By JIM KEVLIN • Special to www.AllOTSEGO.com
COOPERSTOWN – Following Governor Cuomo’s directive, Otsego County’s government and Oneonta’s City Hall took steps Tuesday, March 17, to send half of their workforce home.
Cooperstown Mayor Ellen Tillapaugh Kuch said, because of the size of the village’s workforce, only “One or two” employees will be sent home.
“We’re required to do this,” said county board Chairman David Bliss, R-Cooperstown/Town of Middlefield. “We’re not making it up on own. Every county in the state is doing the same thing.” He added, “the health and safety of our employees and citizens is our top priority.”
In Oneonta, Mayor Gary Herzig said “our focus right now is keeping people safe. Party of that will be to reduce our workforce, to protect our employees.”
Following a Tuesday meeting of the county’s Emergency Task Force, Bliss and task force Chairman Allen Ruffles gave particulars.
Starting on the 18th, 197 Main St., Coopertown, The Meadows in the Town of Middlefield, and Old City Hall in Oneonta will be open to the public “by appointment only.” People who cannot connect by phone should dial 211, and will be directed by an operator to the right person.
The DMV office in Cooperstown will be available only to auto dealers; the Oneonta DMV office will close completely.
In Oneonta, Herzig said a decision on “all non-essential services” would be made at Common Council’s Tuesday. “We will allow as many staff as possible to work from home,” he said.
A number of Oneonta Public Transport routes are being eliminated for now as part of this, Herzig said. “However, if somebody urgently needs to get someplace, they will be able to dial, and we will come and get them.” Many transactions will City Hall will be done by mail, for the time being, he said.
Emergencies will be handled. For instance, the Department of Public Works may not be filling potholes, but it a water main breaks, city crews will fix it.
In Cooperstown, Tillapaugh said she has been participating daily in conference calls with Samantha Madison, the governor’s regional representative, where she learned about the 50-percent reduction mandate.
She and Village Administrator Teri Barown have been discussing implementation, and they are looking to identify employees who are candidates for “self-isolation,” working from home.

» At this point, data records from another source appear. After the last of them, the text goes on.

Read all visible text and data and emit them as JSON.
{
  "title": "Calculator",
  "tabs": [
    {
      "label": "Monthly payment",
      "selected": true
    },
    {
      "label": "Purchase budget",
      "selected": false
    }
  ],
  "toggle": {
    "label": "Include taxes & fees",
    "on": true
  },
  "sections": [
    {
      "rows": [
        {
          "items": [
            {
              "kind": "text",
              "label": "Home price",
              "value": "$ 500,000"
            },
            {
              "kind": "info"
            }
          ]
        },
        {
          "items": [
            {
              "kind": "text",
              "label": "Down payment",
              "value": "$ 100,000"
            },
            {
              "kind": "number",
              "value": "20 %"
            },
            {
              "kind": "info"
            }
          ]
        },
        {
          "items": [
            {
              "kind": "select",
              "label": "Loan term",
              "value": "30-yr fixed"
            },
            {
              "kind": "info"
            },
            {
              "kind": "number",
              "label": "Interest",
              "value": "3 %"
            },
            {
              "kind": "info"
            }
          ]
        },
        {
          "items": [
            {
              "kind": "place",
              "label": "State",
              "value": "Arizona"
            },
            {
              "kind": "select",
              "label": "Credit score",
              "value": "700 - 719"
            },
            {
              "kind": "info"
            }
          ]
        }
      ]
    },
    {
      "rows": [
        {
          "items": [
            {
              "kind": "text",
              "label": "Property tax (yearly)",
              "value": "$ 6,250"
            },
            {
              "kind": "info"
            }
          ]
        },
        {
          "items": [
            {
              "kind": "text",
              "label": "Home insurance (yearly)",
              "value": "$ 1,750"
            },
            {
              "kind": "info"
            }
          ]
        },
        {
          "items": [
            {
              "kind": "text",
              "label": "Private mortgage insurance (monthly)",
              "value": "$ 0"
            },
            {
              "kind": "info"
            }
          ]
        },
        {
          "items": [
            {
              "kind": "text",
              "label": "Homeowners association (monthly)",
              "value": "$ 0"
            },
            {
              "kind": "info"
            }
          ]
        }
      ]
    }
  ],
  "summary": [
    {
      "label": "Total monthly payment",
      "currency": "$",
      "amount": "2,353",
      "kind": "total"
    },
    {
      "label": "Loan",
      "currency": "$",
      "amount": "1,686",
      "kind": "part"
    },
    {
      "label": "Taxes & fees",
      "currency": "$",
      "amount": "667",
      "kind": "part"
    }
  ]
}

Any employees sent home will receive full salary and benefits.